FAQs about Is There A Phobia Of Idiots?
Is there a phobia of idiots?
There is no specific phobia of idiots, however, some individuals may experience anxiety or discomfort around people who they perceive to be less intelligent than themselves. This is known as anti-intellectualism, which is a cultural attitude that devalues intellectualism and critical thinking.
What is anti-intellectualism?
Anti-intellectualism is a cultural phenomenon where there is a disdain or mistrust for intellectualism and critical thinking. This can manifest in various ways, including a lack of respect for academic achievement or a preference for emotional or subjective reasoning over logical analysis.
Can anti-intellectualism lead to discrimination?
Yes, anti-intellectualism can lead to discrimination against individuals who are perceived as intelligent, including academics, scientists, and other professionals. This discrimination can take the form of exclusion from social groups, job opportunities, and even political power.
What are the effects of anti-intellectualism on society?
Anti-intellectualism can have negative effects on society, such as a lack of critical thinking and problem-solving skills, a disregard for scientific evidence and research, and the spread of misinformation. This can result in poor decision-making and policy outcomes.
How can we combat anti-intellectualism?
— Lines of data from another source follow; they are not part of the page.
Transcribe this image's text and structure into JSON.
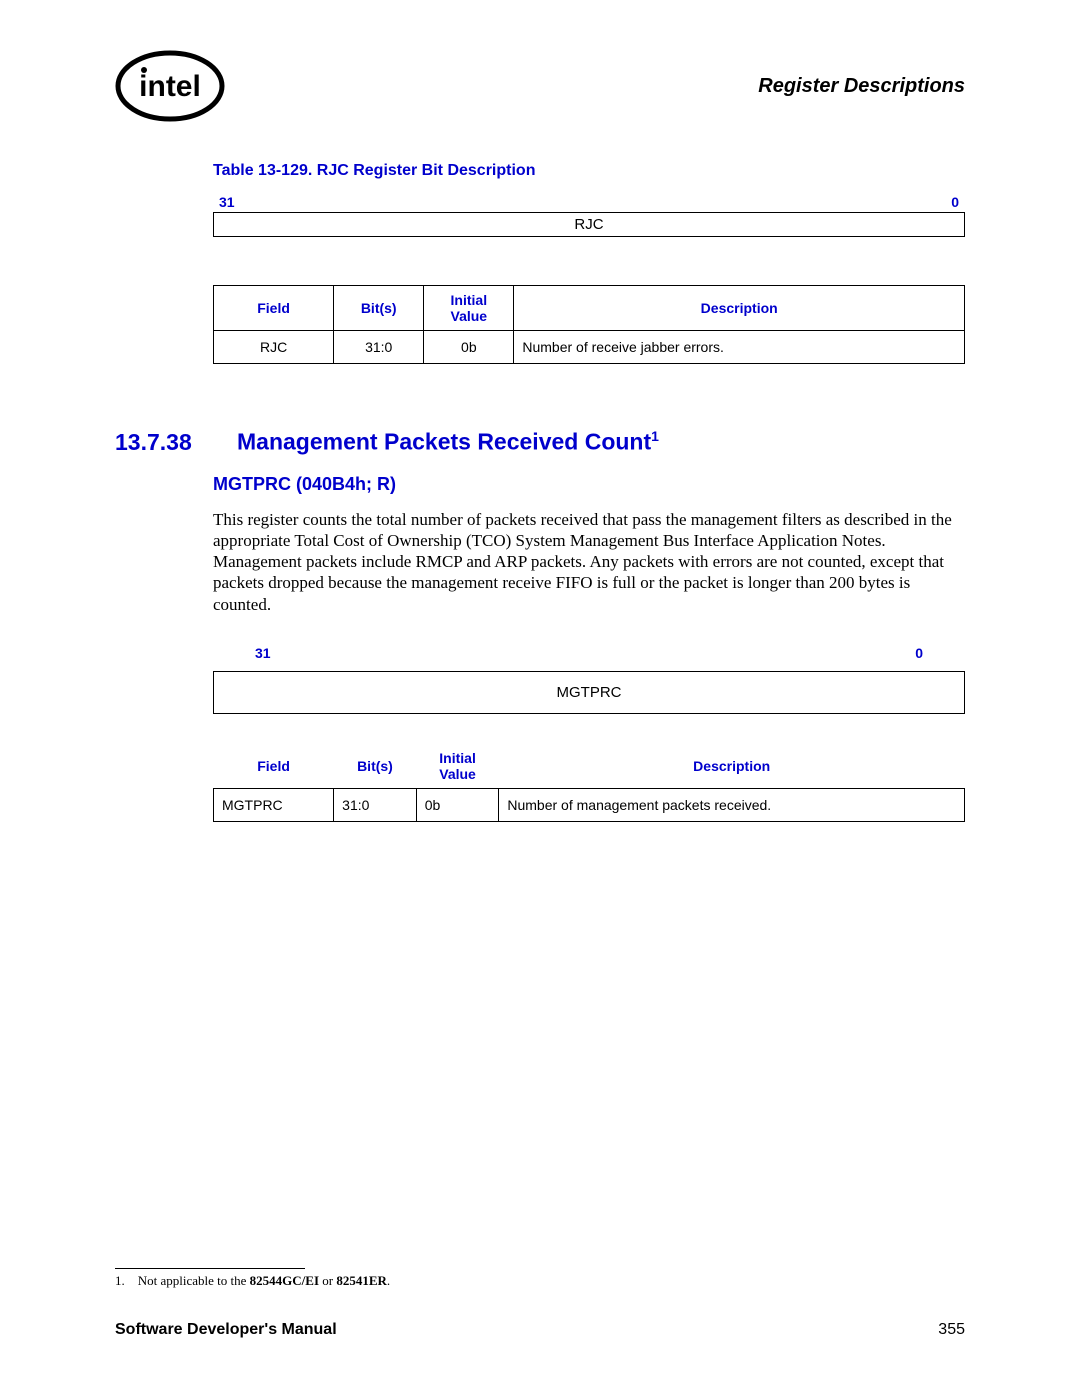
{
  "header": {
    "title": "Register Descriptions"
  },
  "table1": {
    "caption": "Table 13-129. RJC Register Bit Description",
    "bit_hi": "31",
    "bit_lo": "0",
    "bitbox_label": "RJC",
    "headers": {
      "field": "Field",
      "bits": "Bit(s)",
      "init": "Initial Value",
      "desc": "Description"
    },
    "rows": [
      {
        "field": "RJC",
        "bits": "31:0",
        "init": "0b",
        "desc": "Number of receive jabber errors."
      }
    ]
  },
  "section": {
    "number": "13.7.38",
    "title": "Management Packets Received Count",
    "sup": "1",
    "subhead": "MGTPRC (040B4h; R)",
    "para": "This register counts the total number of packets received that pass the management filters as described in the appropriate Total Cost of Ownership (TCO) System Management Bus Interface Application Notes. Management packets include RMCP and ARP packets. Any packets with errors are not counted, except that packets dropped because the management receive FIFO is full or the packet is longer than 200 bytes is counted."
  },
  "table2": {
    "bit_hi": "31",
    "bit_lo": "0",
    "bitbox_label": "MGTPRC",
    "headers": {
      "field": "Field",
      "bits": "Bit(s)",
      "init": "Initial Value",
      "desc": "Description"
    },
    "rows": [
      {
        "field": "MGTPRC",
        "bits": "31:0",
        "init": "0b",
        "desc": "Number of management packets received."
      }
    ]
  },
  "footnote": {
    "num": "1.",
    "text_prefix": "Not applicable to the ",
    "bold1": "82544GC/EI",
    "mid": " or ",
    "bold2": "82541ER",
    "suffix": "."
  },
  "footer": {
    "left": "Software Developer's Manual",
    "right": "355"
  }
}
One way to combat anti-intellectualism is by promoting education and critical thinking skills. This can be achieved through education reform, promoting science literacy and public science engagement, and encouraging interdisciplinary collaborations and partnerships.